We agree with the findings of fact and result reached by the trial court, but adopt another approach in reaching the same conclusion. The trial court found Schaefer's misrepresentations to violate Colorado's securities laws. We do not feel it necessary to determine the applicability of either the Colorado securities laws or the federal Securities Acts when it is clear from the evidence that Schaefer perpetrated common law fraud on appellees. Fraud as developed in the Colorado common law requires: concealment or misrepresentation of a material fact by the perpetrator; indifference or knowledge of the misrepresentation by the perpetrator; representation or concealment made with the intention that it be acted upon; and action on the misrepresentation or concealment resulting in damages. Morrison v. Goodspeed, 100 Colo. 470, 68 P.2d 458 (1937); Bemel Associates, Inc. v. Brown, 164 Colo. 414, 435 P.2d 407 (1967). All these elements are found in the present case. The evidence is replete with misrepresentations in Schaefer's correspondence with Mc-Peek. Although the trial court commented on appellees' naivete>1< in taking Schaefer at face value, it nevertheless felt appellees relied on Schaefer's representations in good faith and we find no error in this conclusion. It is apparent from the record that Schaefer had no intention of making appellees' franchise a success. He promised them help in starting up the franchise but no real effort was made to follow through on this promise. Schaefer did generate a few enrollments but he failed to send appellees their percentage. The overall picture was one of fraud with the primary purpose being to divest appellees of their money.

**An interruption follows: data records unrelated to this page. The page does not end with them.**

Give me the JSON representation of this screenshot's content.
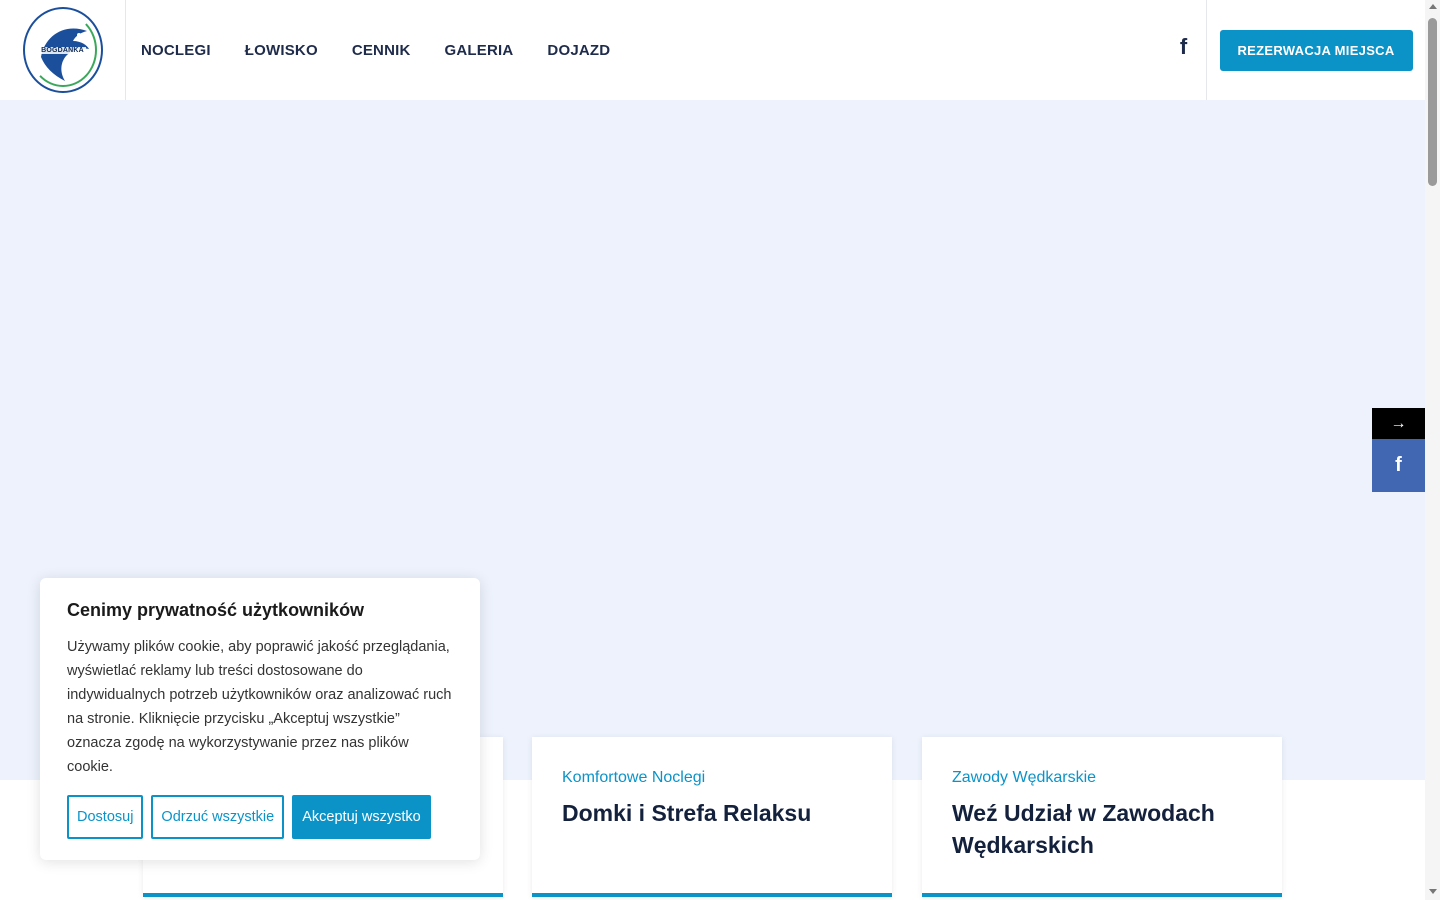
{
  "header": {
    "logo_text": "BOGDANKA",
    "nav": [
      {
        "label": "NOCLEGI"
      },
      {
        "label": "ŁOWISKO"
      },
      {
        "label": "CENNIK"
      },
      {
        "label": "GALERIA"
      },
      {
        "label": "DOJAZD"
      }
    ],
    "facebook_icon": "f",
    "reserve_label": "REZERWACJA MIEJSCA"
  },
  "side": {
    "arrow_icon": "→",
    "facebook_icon": "f"
  },
  "cards": [
    {
      "subtitle": "Komfortowe Noclegi",
      "title": "Domki i Strefa Relaksu"
    },
    {
      "subtitle": "Zawody Wędkarskie",
      "title": "Weź Udział w Zawodach Wędkarskich"
    }
  ],
  "cookie": {
    "title": "Cenimy prywatność użytkowników",
    "text": "Używamy plików cookie, aby poprawić jakość przeglądania, wyświetlać reklamy lub treści dostosowane do indywidualnych potrzeb użytkowników oraz analizować ruch na stronie. Kliknięcie przycisku „Akceptuj wszystkie” oznacza zgodę na wykorzystywanie przez nas plików cookie.",
    "customize_label": "Dostosuj",
    "reject_label": "Odrzuć wszystkie",
    "accept_label": "Akceptuj wszystko"
  },
  "colors": {
    "accent": "#0b93c8",
    "nav_text": "#1e2b4a",
    "hero_bg": "#edf2fc",
    "facebook_blue": "#4267b2"
  }
}
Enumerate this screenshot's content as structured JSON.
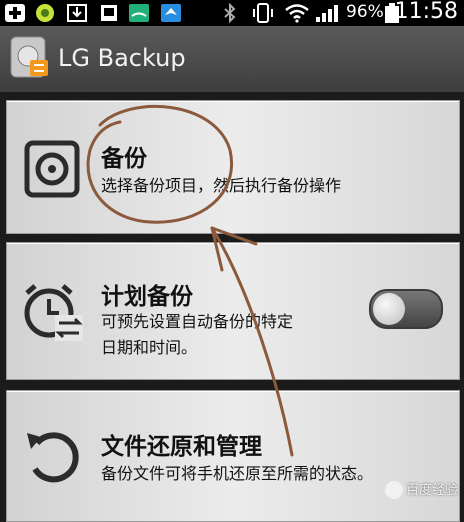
{
  "status_bar": {
    "battery": "96%",
    "time": "11:58"
  },
  "app_bar": {
    "title": "LG Backup"
  },
  "cards": [
    {
      "title": "备份",
      "description": "选择备份项目，然后执行备份操作"
    },
    {
      "title": "计划备份",
      "description_line1": "可预先设置自动备份的特定",
      "description_line2": "日期和时间。"
    },
    {
      "title": "文件还原和管理",
      "description": "备份文件可将手机还原至所需的状态。"
    }
  ],
  "watermark": "百度经验"
}
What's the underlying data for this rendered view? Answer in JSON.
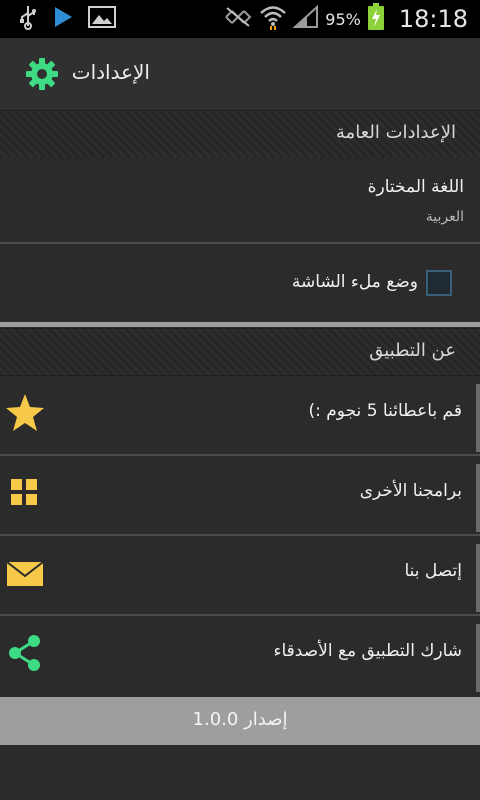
{
  "status_bar": {
    "battery_percent": "95%",
    "time": "18:18",
    "icons": [
      "usb-icon",
      "play-store-icon",
      "gallery-icon",
      "mute-icon",
      "wifi-icon",
      "signal-icon",
      "battery-charging-icon"
    ]
  },
  "action_bar": {
    "title": "الإعدادات",
    "icon": "gear-icon"
  },
  "sections": {
    "general": {
      "header": "الإعدادات العامة"
    },
    "about": {
      "header": "عن التطبيق"
    }
  },
  "prefs": {
    "language": {
      "title": "اللغة المختارة",
      "summary": "العربية"
    },
    "fullscreen": {
      "title": "وضع ملء الشاشة",
      "checked": false
    }
  },
  "about_items": [
    {
      "label": "قم باعطائنا 5 نجوم :)",
      "icon": "star-icon"
    },
    {
      "label": "برامجنا الأخرى",
      "icon": "grid-icon"
    },
    {
      "label": "إتصل بنا",
      "icon": "mail-icon"
    },
    {
      "label": "شارك التطبيق مع الأصدقاء",
      "icon": "share-icon"
    }
  ],
  "version": {
    "label": "إصدار 1.0.0"
  },
  "colors": {
    "accent_green": "#3ddc84",
    "icon_yellow": "#f7c948",
    "background": "#2b2b2b",
    "version_bar": "#9e9e9e"
  }
}
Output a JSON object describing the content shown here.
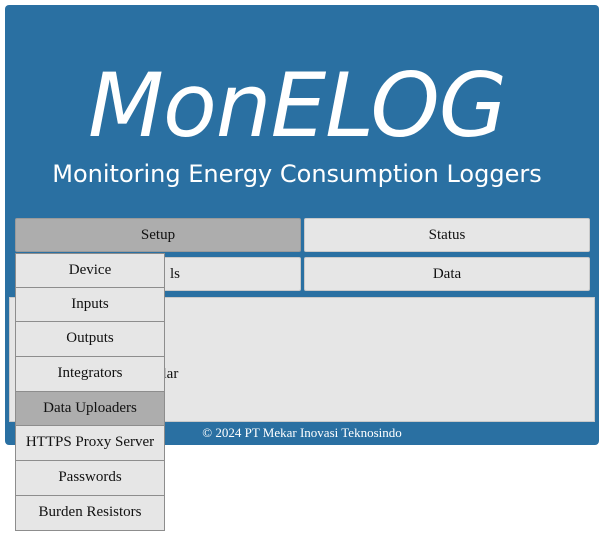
{
  "header": {
    "logo_text": "MonELOG",
    "subtitle": "Monitoring Energy Consumption Loggers"
  },
  "nav": {
    "setup_label": "Setup",
    "status_label": "Status",
    "tools_label_visible": "ls",
    "data_label": "Data"
  },
  "content": {
    "partial_text": "olar"
  },
  "footer": {
    "copyright": "© 2024 PT Mekar Inovasi Teknosindo"
  },
  "setup_menu": {
    "items": [
      {
        "label": "Device"
      },
      {
        "label": "Inputs"
      },
      {
        "label": "Outputs"
      },
      {
        "label": "Integrators"
      },
      {
        "label": "Data Uploaders"
      },
      {
        "label": "HTTPS Proxy Server"
      },
      {
        "label": "Passwords"
      },
      {
        "label": "Burden Resistors"
      }
    ],
    "hovered_item": "Data Uploaders"
  },
  "colors": {
    "header_bg": "#2a70a2",
    "tab_bg": "#e6e6e6",
    "tab_active_bg": "#adadad"
  }
}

Honorable Talbot Smith, United States District Judge, Eastern District of Michigan, sitting by designation


Securities Act of 1933, 15 U.S.C. Secs. 77b(1), 77e, 77k, 77l, 77o, 77q, 77v; Securities Act of 1934, 15 U.S.C. Sec. 78c (a)(10) and (11); 78j, 78aa; Rule 10b-5 of the Securities Exchange Commission, 17 C.F.R. Sec. 240.10b-5


Colorado Licensing and Practice Act, C.R.S.1963, 125-1-12 and 125-1-21